The Sixers, for instance, have a tough time getting all the way to the rim -- where they take just 33.5 percent of their shots, which is the eighth fewest in the league per Cleaning the Glass -- because Embiid and Simmons are often hanging out in that area, which packs defenders in and crowds the space for penetrators. Throw in Horford and the Sixers' paint can start to look like a can of sardines.
They are also a relatively gun-shy 3-point team. Per Cleaning the Glass, only 31.6 percent of Philly's shots come from deep, which is the sixth fewest in the league. Where the Sixers tend to live is in the middle -- top six in the league in both short mid-range and mid-range frequency. These are the spots Paul has owned his entire career, and continues to own even in his 15th season.
Entering Monday, 59 percent of Paul's shots are coming from the mid-range, which ranks in the 100th percentile of all guards, per Cleaning the Glass. Paul is making 51 percent of those mid-range shots, which ranks in the 98th percentile. Free of Houston's 3s-and-layups-only mantra, Paul is back to his maestro ways of snaking in and out of screen fields like he's maneuvering through the cones in a driving test.
That is the exact kind of open looks the Sixers have trouble creating in crunch time, and Paul made it happen in his sleep. Sixers fans are plenty familiar with these mid-range shots, only they're used to seeing them from Harris and Richardson with defenders blanketed on them. Per NBA.com, 37.6 percent of Philly's two-point field goals are contested by a defender within four feet, which is tied for the third-highest rate of such shots in the league.
Any way you look at it, Paul represents everything the Sixers need. And they, in turn, represent everything he needs. Paul doesn't need to be playing on a rebuilding team. He needs to be playing for championships. He's still at that level. He belongs at the top of an elite offense, and the trickle-down effect of that positional stability in Philly would push everyone else where they belong on the court.

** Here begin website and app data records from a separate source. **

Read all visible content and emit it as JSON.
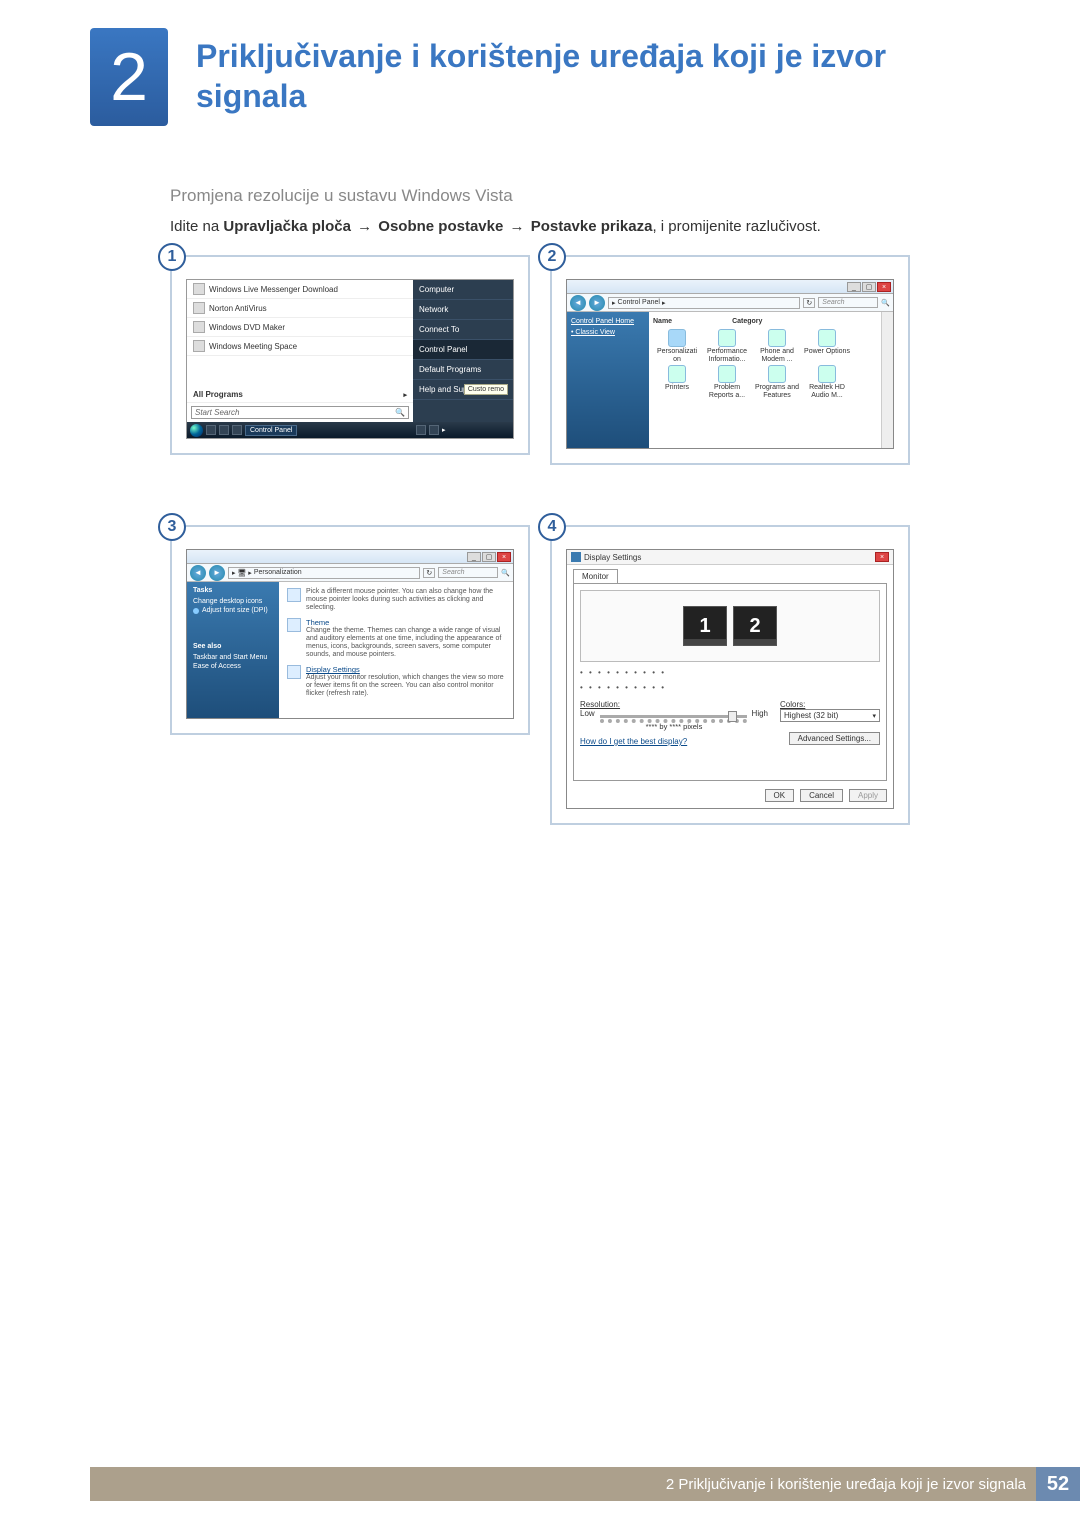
{
  "chapter": {
    "number": "2",
    "title": "Priključivanje i korištenje uređaja koji je izvor signala"
  },
  "subheading": "Promjena rezolucije u sustavu Windows Vista",
  "instruction": {
    "prefix": "Idite na ",
    "b1": "Upravljačka ploča",
    "b2": "Osobne postavke",
    "b3": "Postavke prikaza",
    "suffix": ", i promijenite razlučivost."
  },
  "steps": {
    "s1": "1",
    "s2": "2",
    "s3": "3",
    "s4": "4"
  },
  "startmenu": {
    "items": [
      "Windows Live Messenger Download",
      "Norton AntiVirus",
      "Windows DVD Maker",
      "Windows Meeting Space"
    ],
    "allprograms": "All Programs",
    "search": "Start Search",
    "right": [
      "Computer",
      "Network",
      "Connect To",
      "Control Panel",
      "Default Programs",
      "Help and Support"
    ],
    "tooltip": "Custo remo",
    "taskbar_active": "Control Panel"
  },
  "controlpanel": {
    "addr": "Control Panel",
    "search": "Search",
    "side_home": "Control Panel Home",
    "side_classic": "Classic View",
    "hdrs": {
      "name": "Name",
      "cat": "Category"
    },
    "icons": [
      "Personalizati on",
      "Performance Informatio...",
      "Phone and Modem ...",
      "Power Options",
      "Printers",
      "Problem Reports a...",
      "Programs and Features",
      "Realtek HD Audio M..."
    ]
  },
  "personalization": {
    "addr": "Personalization",
    "search": "Search",
    "side": {
      "tasks": "Tasks",
      "l1": "Change desktop icons",
      "l2": "Adjust font size (DPI)",
      "seealso": "See also",
      "l3": "Taskbar and Start Menu",
      "l4": "Ease of Access"
    },
    "items": [
      {
        "title": "",
        "desc": "Pick a different mouse pointer. You can also change how the mouse pointer looks during such activities as clicking and selecting."
      },
      {
        "title": "Theme",
        "desc": "Change the theme. Themes can change a wide range of visual and auditory elements at one time, including the appearance of menus, icons, backgrounds, screen savers, some computer sounds, and mouse pointers."
      },
      {
        "title": "Display Settings",
        "desc": "Adjust your monitor resolution, which changes the view so more or fewer items fit on the screen. You can also control monitor flicker (refresh rate)."
      }
    ]
  },
  "display": {
    "title": "Display Settings",
    "tab": "Monitor",
    "mon1": "1",
    "mon2": "2",
    "dots": "• • • • • • • • • •",
    "res_lbl": "Resolution:",
    "low": "Low",
    "high": "High",
    "col_lbl": "Colors:",
    "color_val": "Highest (32 bit)",
    "pixline": "**** by **** pixels",
    "help": "How do I get the best display?",
    "adv": "Advanced Settings...",
    "ok": "OK",
    "cancel": "Cancel",
    "apply": "Apply"
  },
  "footer": {
    "text": "2 Priključivanje i korištenje uređaja koji je izvor signala",
    "page": "52"
  }
}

Richardson (if he weren't in the trade) and Harris settle in as secondary playmakers, Embiid gets his ideal two-man partner, and Simmons becomes Draymond Green -- an all-world defender who rebounds and pushes in transition but then cedes to a more capable, and threatening, half-court playmaker when the early offense stalls.
From there, Simmons becomes a screener terrorizing defenses as a short-roll passer and finisher. He can play from the high-post Nikola-Jokic-like hub, only super athletic, comparable to the way Miami uses Bam Adebayo, who is everyone's favorite emerging star despite the fact that he represents exactly zero threat as a 3-point shooter.
Indeed, Simmons' inability, or unwillingness, to shoot doesn't need to be a debilitating handicap. It's never going to be a good thing, but it's made worse by putting him in situations where shooting is a focal point of the positional responsibility.
If you're the Sixers, flip the script. Play to your stars' strengths rather than trying to hide their weaknesses. Call the Thunder. See what they say. Donovan might like the idea of Horford stabilizing a rebuild. The Thunder might think they can flip Horford again next deadline for yet another draft pick or young player, which they might well be able to. Maybe they get a third team involved who's in more immediate need of Horford's services. Maybe Richardson has to go.
Nothing about this prospective deal would come cheap, but neither do championships. Philly is one piece away, and Paul is that piece. He wouldn't guarantee the Sixers a title, but he would put them right on par with the Lakers, Clippers and Bucks. And in a way, finding a more sustainable, suitable role for Simmons pays off in ways bigger than even a current championship run. Solving the Simmons riddle would create an organizational clarity from which all future roster moves can be made.
Simmons is not a point guard. And right now, the Sixers aren't top-tier title contenders. But they could be. And the move to make it all happen might be one phone call away.